I moved to Bangladesh 3 years ago with a lot of excitement as I considered it a sort of mini-laboratory for development theory and practice.
My task was to oversee the Bangladesh portfolio from a social perspective. From day one, there was one issue that came up in almost all projects: land acquisition and resettlement. Once can expect this, given high population densities in a small country. Surprisingly, while there is a lot of debate about shortages of power and electricity for Bangladesh development, little attention is paid to the land issue. But all infrastructure has a footprint and access to land is complex.
This huge challenge was matched by a dearth of professionals to manage social risks. While the market for such services is growing, there was no institution to train people in those disciplines in the country. I could have continued to hire foreign consultants, but that didn’t seem very smart in the long run. So I thought: “let’s establish a course in a local university that would create that capacity over time and train a cadre of professionals capable of conducting a serious social impact assessment, carry out a good consultation process or design a solid resettlement action plan”. My intention was to fill a systemic gap. That could only happen over time, and it could only happen via local institutions.
And so I did.
Together with Sabah Moyeen, a consultant to the Bank in Dhaka, we rolled up our sleeves and started to shop around. We got tremendous support from the University Grants Commission of Bangladesh , and we found a “natural” partner in BRAC University in its BRAC Development Institute.
We created a Post-Graduate Certificate Course in Management of Land Acquisition, Resettlement and Rehabilitation (MLARR, for those of us who need acronyms…). The course was designed in a record 4 months from inception to the first day of class. It’s a classroom-based, face-to-face, three-month intensive course that covers a number of topics related to management of land acquisition and resettlement. The course is made up of 7 modules, i.e. applicable laws and policies, conducting Social Impact Assessments (SIA), building Resettlement Action Plans (RAP), building effective consultation and communication strategies, implementing resettlement plans, and management of information (including a Geographic Information System (GIS) component). MLARR was designed to train professionals on the practice of land acquisition and resettlement, with a focus on tools, methodologies, instruments commonly utilized by practitioners.

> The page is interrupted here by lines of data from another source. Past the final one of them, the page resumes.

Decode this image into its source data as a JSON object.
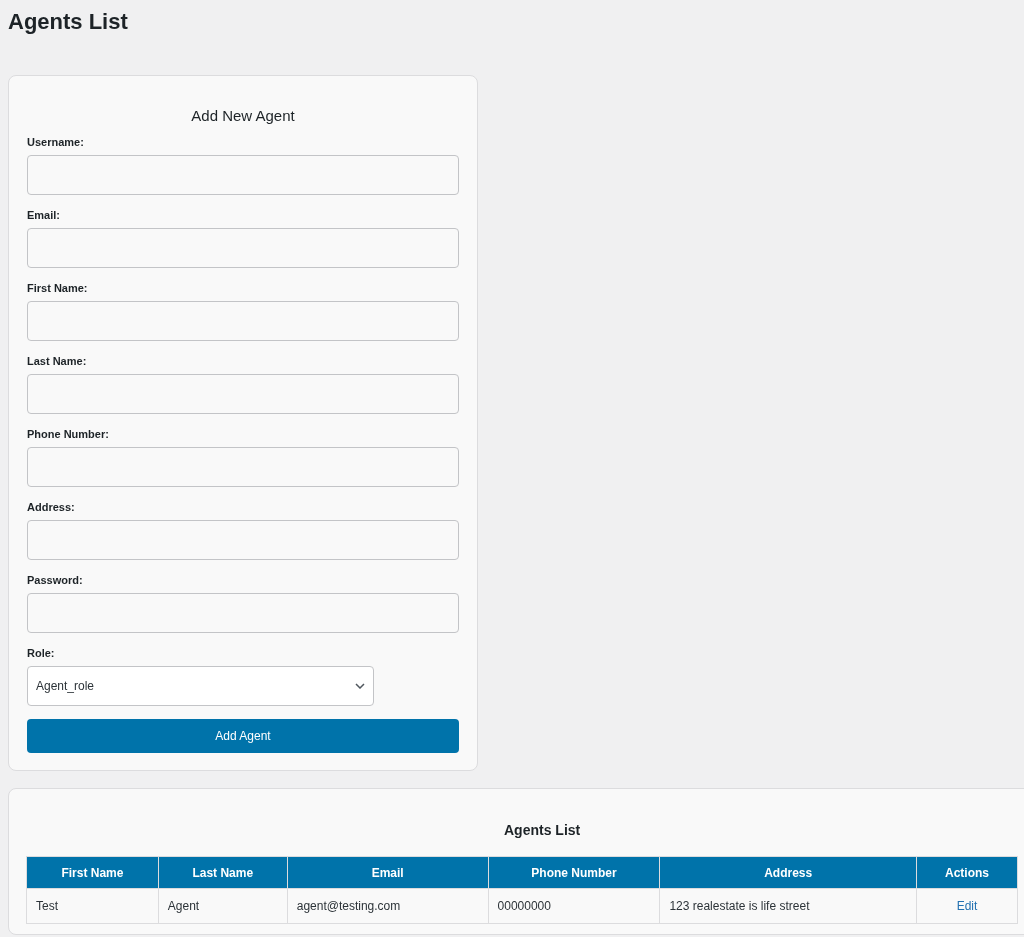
{
  "page_title": "Agents List",
  "form": {
    "title": "Add New Agent",
    "fields": [
      {
        "label": "Username:",
        "kind": "text"
      },
      {
        "label": "Email:",
        "kind": "text"
      },
      {
        "label": "First Name:",
        "kind": "text"
      },
      {
        "label": "Last Name:",
        "kind": "text"
      },
      {
        "label": "Phone Number:",
        "kind": "text"
      },
      {
        "label": "Address:",
        "kind": "text"
      },
      {
        "label": "Password:",
        "kind": "password"
      },
      {
        "label": "Role:",
        "kind": "select",
        "value": "Agent_role"
      }
    ],
    "submit": "Add Agent"
  },
  "table": {
    "title": "Agents List",
    "columns": [
      "First Name",
      "Last Name",
      "Email",
      "Phone Number",
      "Address",
      "Actions"
    ],
    "rows": [
      {
        "cells": [
          "Test",
          "Agent",
          "agent@testing.com",
          "00000000",
          "123 realestate is life street"
        ],
        "action": "Edit"
      }
    ]
  }
}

According to Mr. Hossain, Bangladesh Minister of Communications, “the course comes at a time when there is a great demand for practitioners with the knowledge on these issues [...] and will benefit both public and private sector agencies, their officials and managers.”
Students found MLARR very useful, an opportunity to build networks, and relevant for the tasks they are asked to perform in their jobs as urban planners, engineers, or project managers.
MLARR received praise from the public sector, private sector, and bi-lateral and multi-lateral donors. Private companies (Chevron and BRAC Delta Housing), consultancy firms (CEGIS, Young Consultants and BCL), NGOs (Manusher Jhonno, BRAC, CEGIS and DORP) and donors (IFC, UNDP, GTZ) supported the program by participating in lectures and the job fair.
MLARR received substantial attention from the local media, and BRAC Development Institute (BDI) is in the process of seeking approval from the University Grants Commission to institutionalize MLARR into the Master's of Development Studies at BRAC University as an area of specialization. In response to the high demand for this type of training, BDI is now preparing a shorter version of the course to be offered in other countries of South Asia. A number of universities have expressed interest in partnering with BDI on this, and BDI is working with Columbia University to incorporate MLARR in a global Master of Development Practice administered by a consortium of world-class universities.
The course reached full enrollment in its first delivery in the Summer Semester of 2009.
This has been the most interesting experience in my Bangladesh assignment. It shows that “volume” of business is not really the only way to produce impacts. With $100,000 we established a mechanism at a local institution (BRAC BDI) to build capacity for other Bangladeshi institutions (government and private sector). Results may not be easily quantifiable, but not insignificant either